§ **Provided records**:
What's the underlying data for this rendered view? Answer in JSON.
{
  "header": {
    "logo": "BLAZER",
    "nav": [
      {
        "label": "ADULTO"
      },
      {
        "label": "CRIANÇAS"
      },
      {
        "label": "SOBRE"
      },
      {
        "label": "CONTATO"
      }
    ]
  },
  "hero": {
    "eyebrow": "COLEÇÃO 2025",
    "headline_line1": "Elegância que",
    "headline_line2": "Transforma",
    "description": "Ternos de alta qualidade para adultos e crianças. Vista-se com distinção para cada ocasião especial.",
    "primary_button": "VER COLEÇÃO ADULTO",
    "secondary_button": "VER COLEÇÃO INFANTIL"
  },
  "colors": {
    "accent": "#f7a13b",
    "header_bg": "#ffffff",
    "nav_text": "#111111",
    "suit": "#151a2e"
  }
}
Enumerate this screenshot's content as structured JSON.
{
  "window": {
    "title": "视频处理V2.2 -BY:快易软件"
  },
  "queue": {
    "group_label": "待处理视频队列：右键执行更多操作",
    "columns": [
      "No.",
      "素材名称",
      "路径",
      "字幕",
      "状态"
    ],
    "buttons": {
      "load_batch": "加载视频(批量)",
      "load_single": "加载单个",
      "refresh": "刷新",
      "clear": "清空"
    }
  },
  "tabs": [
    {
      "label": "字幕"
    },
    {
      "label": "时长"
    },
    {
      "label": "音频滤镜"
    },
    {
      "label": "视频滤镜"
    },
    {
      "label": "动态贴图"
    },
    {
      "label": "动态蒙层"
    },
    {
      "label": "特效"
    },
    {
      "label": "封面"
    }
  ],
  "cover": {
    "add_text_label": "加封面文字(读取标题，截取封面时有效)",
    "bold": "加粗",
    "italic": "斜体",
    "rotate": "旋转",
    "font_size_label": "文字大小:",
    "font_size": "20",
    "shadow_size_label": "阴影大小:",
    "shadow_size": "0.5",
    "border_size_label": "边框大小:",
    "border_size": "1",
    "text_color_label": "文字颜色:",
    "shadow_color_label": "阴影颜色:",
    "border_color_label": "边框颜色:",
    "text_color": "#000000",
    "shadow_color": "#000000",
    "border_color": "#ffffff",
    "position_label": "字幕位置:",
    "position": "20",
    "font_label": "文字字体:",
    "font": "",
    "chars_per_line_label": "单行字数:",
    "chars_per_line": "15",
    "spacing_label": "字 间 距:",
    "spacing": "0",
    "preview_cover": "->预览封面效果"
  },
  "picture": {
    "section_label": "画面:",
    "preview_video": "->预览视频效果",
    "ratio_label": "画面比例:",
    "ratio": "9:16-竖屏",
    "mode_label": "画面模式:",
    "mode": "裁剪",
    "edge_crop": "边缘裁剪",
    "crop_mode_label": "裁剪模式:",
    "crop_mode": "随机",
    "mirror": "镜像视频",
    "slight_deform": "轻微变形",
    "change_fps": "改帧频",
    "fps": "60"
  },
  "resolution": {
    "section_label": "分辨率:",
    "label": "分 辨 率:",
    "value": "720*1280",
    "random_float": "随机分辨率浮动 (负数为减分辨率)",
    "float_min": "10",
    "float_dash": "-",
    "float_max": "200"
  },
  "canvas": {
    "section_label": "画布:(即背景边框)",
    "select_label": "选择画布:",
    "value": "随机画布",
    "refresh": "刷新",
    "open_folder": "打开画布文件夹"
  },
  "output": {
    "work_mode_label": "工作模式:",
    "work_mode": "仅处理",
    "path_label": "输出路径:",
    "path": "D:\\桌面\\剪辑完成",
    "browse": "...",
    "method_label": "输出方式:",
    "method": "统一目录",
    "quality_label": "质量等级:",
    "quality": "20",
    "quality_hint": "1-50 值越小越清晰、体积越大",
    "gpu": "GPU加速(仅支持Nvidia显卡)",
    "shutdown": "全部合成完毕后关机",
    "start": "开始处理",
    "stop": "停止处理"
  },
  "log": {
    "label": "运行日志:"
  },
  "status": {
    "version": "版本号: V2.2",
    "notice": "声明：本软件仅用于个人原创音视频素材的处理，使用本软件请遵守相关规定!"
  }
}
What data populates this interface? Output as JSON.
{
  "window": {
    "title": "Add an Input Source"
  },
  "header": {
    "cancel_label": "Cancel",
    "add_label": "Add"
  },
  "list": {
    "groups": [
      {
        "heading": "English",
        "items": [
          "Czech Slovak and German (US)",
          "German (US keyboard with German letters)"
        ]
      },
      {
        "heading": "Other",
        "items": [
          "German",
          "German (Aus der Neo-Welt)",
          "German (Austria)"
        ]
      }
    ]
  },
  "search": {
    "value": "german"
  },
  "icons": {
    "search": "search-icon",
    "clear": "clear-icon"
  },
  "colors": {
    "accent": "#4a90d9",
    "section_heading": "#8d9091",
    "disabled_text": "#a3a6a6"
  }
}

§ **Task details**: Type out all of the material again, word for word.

§ **Exercise result**:
What's the underlying data for this rendered view? Answer in JSON.
{
  "header": {
    "logo": "BLAZER",
    "nav": [
      {
        "label": "ADULTO"
      },
      {
        "label": "CRIANÇAS"
      },
      {
        "label": "SOBRE"
      },
      {
        "label": "CONTATO"
      }
    ]
  },
  "hero": {
    "eyebrow": "COLEÇÃO 2025",
    "headline_line1": "Elegância que",
    "headline_line2": "Transforma",
    "description": "Ternos de alta qualidade para adultos e crianças. Vista-se com distinção para cada ocasião especial.",
    "primary_button": "VER COLEÇÃO ADULTO",
    "secondary_button": "VER COLEÇÃO INFANTIL"
  },
  "colors": {
    "accent": "#f7a13b",
    "header_bg": "#ffffff",
    "nav_text": "#111111",
    "suit": "#151a2e"
  }
}
Enumerate this screenshot's content as structured JSON.
{
  "window": {
    "title": "视频处理V2.2 -BY:快易软件"
  },
  "queue": {
    "group_label": "待处理视频队列：右键执行更多操作",
    "columns": [
      "No.",
      "素材名称",
      "路径",
      "字幕",
      "状态"
    ],
    "buttons": {
      "load_batch": "加载视频(批量)",
      "load_single": "加载单个",
      "refresh": "刷新",
      "clear": "清空"
    }
  },
  "tabs": [
    {
      "label": "字幕"
    },
    {
      "label": "时长"
    },
    {
      "label": "音频滤镜"
    },
    {
      "label": "视频滤镜"
    },
    {
      "label": "动态贴图"
    },
    {
      "label": "动态蒙层"
    },
    {
      "label": "特效"
    },
    {
      "label": "封面"
    }
  ],
  "cover": {
    "add_text_label": "加封面文字(读取标题，截取封面时有效)",
    "bold": "加粗",
    "italic": "斜体",
    "rotate": "旋转",
    "font_size_label": "文字大小:",
    "font_size": "20",
    "shadow_size_label": "阴影大小:",
    "shadow_size": "0.5",
    "border_size_label": "边框大小:",
    "border_size": "1",
    "text_color_label": "文字颜色:",
    "shadow_color_label": "阴影颜色:",
    "border_color_label": "边框颜色:",
    "text_color": "#000000",
    "shadow_color": "#000000",
    "border_color": "#ffffff",
    "position_label": "字幕位置:",
    "position": "20",
    "font_label": "文字字体:",
    "font": "",
    "chars_per_line_label": "单行字数:",
    "chars_per_line": "15",
    "spacing_label": "字 间 距:",
    "spacing": "0",
    "preview_cover": "->预览封面效果"
  },
  "picture": {
    "section_label": "画面:",
    "preview_video": "->预览视频效果",
    "ratio_label": "画面比例:",
    "ratio": "9:16-竖屏",
    "mode_label": "画面模式:",
    "mode": "裁剪",
    "edge_crop": "边缘裁剪",
    "crop_mode_label": "裁剪模式:",
    "crop_mode": "随机",
    "mirror": "镜像视频",
    "slight_deform": "轻微变形",
    "change_fps": "改帧频",
    "fps": "60"
  },
  "resolution": {
    "section_label": "分辨率:",
    "label": "分 辨 率:",
    "value": "720*1280",
    "random_float": "随机分辨率浮动 (负数为减分辨率)",
    "float_min": "10",
    "float_dash": "-",
    "float_max": "200"
  },
  "canvas": {
    "section_label": "画布:(即背景边框)",
    "select_label": "选择画布:",
    "value": "随机画布",
    "refresh": "刷新",
    "open_folder": "打开画布文件夹"
  },
  "output": {
    "work_mode_label": "工作模式:",
    "work_mode": "仅处理",
    "path_label": "输出路径:",
    "path": "D:\\桌面\\剪辑完成",
    "browse": "...",
    "method_label": "输出方式:",
    "method": "统一目录",
    "quality_label": "质量等级:",
    "quality": "20",
    "quality_hint": "1-50 值越小越清晰、体积越大",
    "gpu": "GPU加速(仅支持Nvidia显卡)",
    "shutdown": "全部合成完毕后关机",
    "start": "开始处理",
    "stop": "停止处理"
  },
  "log": {
    "label": "运行日志:"
  },
  "status": {
    "version": "版本号: V2.2",
    "notice": "声明：本软件仅用于个人原创音视频素材的处理，使用本软件请遵守相关规定!"
  }
}
What data populates this interface? Output as JSON.
{
  "window": {
    "title": "Add an Input Source"
  },
  "header": {
    "cancel_label": "Cancel",
    "add_label": "Add"
  },
  "list": {
    "groups": [
      {
        "heading": "English",
        "items": [
          "Czech Slovak and German (US)",
          "German (US keyboard with German letters)"
        ]
      },
      {
        "heading": "Other",
        "items": [
          "German",
          "German (Aus der Neo-Welt)",
          "German (Austria)"
        ]
      }
    ]
  },
  "search": {
    "value": "german"
  },
  "icons": {
    "search": "search-icon",
    "clear": "clear-icon"
  },
  "colors": {
    "accent": "#4a90d9",
    "section_heading": "#8d9091",
    "disabled_text": "#a3a6a6"
  }
}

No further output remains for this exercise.